— Your goal —
Once the pictures are removed, reproduce what is left of the data below exactly.

— Component data from apps and pages —
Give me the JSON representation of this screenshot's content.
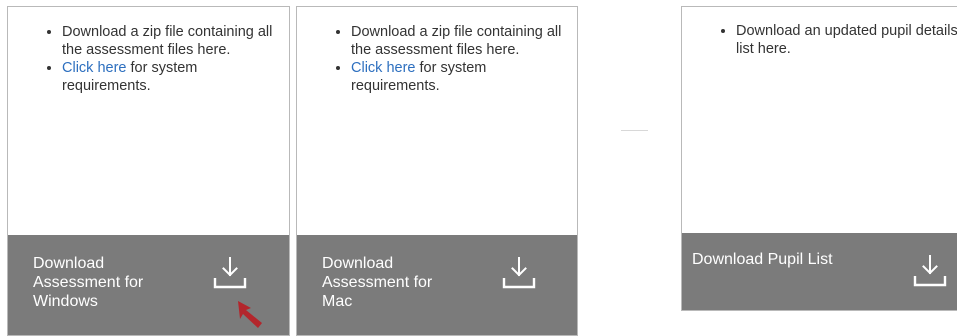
{
  "cards": [
    {
      "bullets": [
        "Download a zip file containing all the assessment files here."
      ],
      "link_text": "Click here",
      "link_suffix": " for system requirements.",
      "footer_label": "Download Assessment for Windows",
      "icon": "download-icon"
    },
    {
      "bullets": [
        "Download a zip file containing all the assessment files here."
      ],
      "link_text": "Click here",
      "link_suffix": " for system requirements.",
      "footer_label": "Download Assessment for Mac",
      "icon": "download-icon"
    },
    {
      "bullets": [
        "Download an updated pupil details list here."
      ],
      "footer_label": "Download Pupil List",
      "icon": "download-icon"
    }
  ],
  "colors": {
    "footer_bg": "#7b7b7b",
    "link": "#2d6fbf",
    "card_border": "#b9b9b9",
    "cursor": "#b3262c"
  }
}
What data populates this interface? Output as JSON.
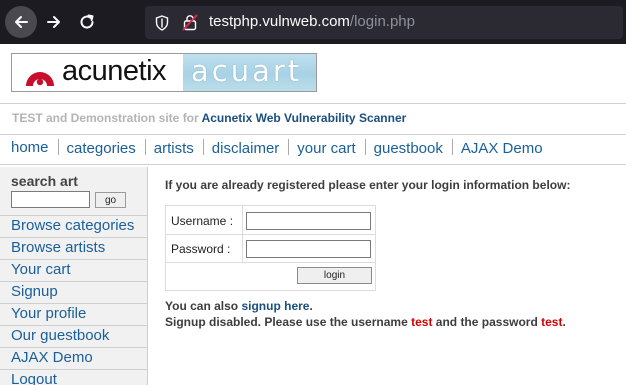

— Task response —
Give me the JSON representation of this screenshot's content.
{
  "cards": [
    {
      "bullets": [
        "Download a zip file containing all the assessment files here."
      ],
      "link_text": "Click here",
      "link_suffix": " for system requirements.",
      "footer_label": "Download Assessment for Windows",
      "icon": "download-icon"
    },
    {
      "bullets": [
        "Download a zip file containing all the assessment files here."
      ],
      "link_text": "Click here",
      "link_suffix": " for system requirements.",
      "footer_label": "Download Assessment for Mac",
      "icon": "download-icon"
    },
    {
      "bullets": [
        "Download an updated pupil details list here."
      ],
      "footer_label": "Download Pupil List",
      "icon": "download-icon"
    }
  ],
  "colors": {
    "footer_bg": "#7b7b7b",
    "link": "#2d6fbf",
    "card_border": "#b9b9b9",
    "cursor": "#b3262c"
  }
}
What data populates this interface? Output as JSON.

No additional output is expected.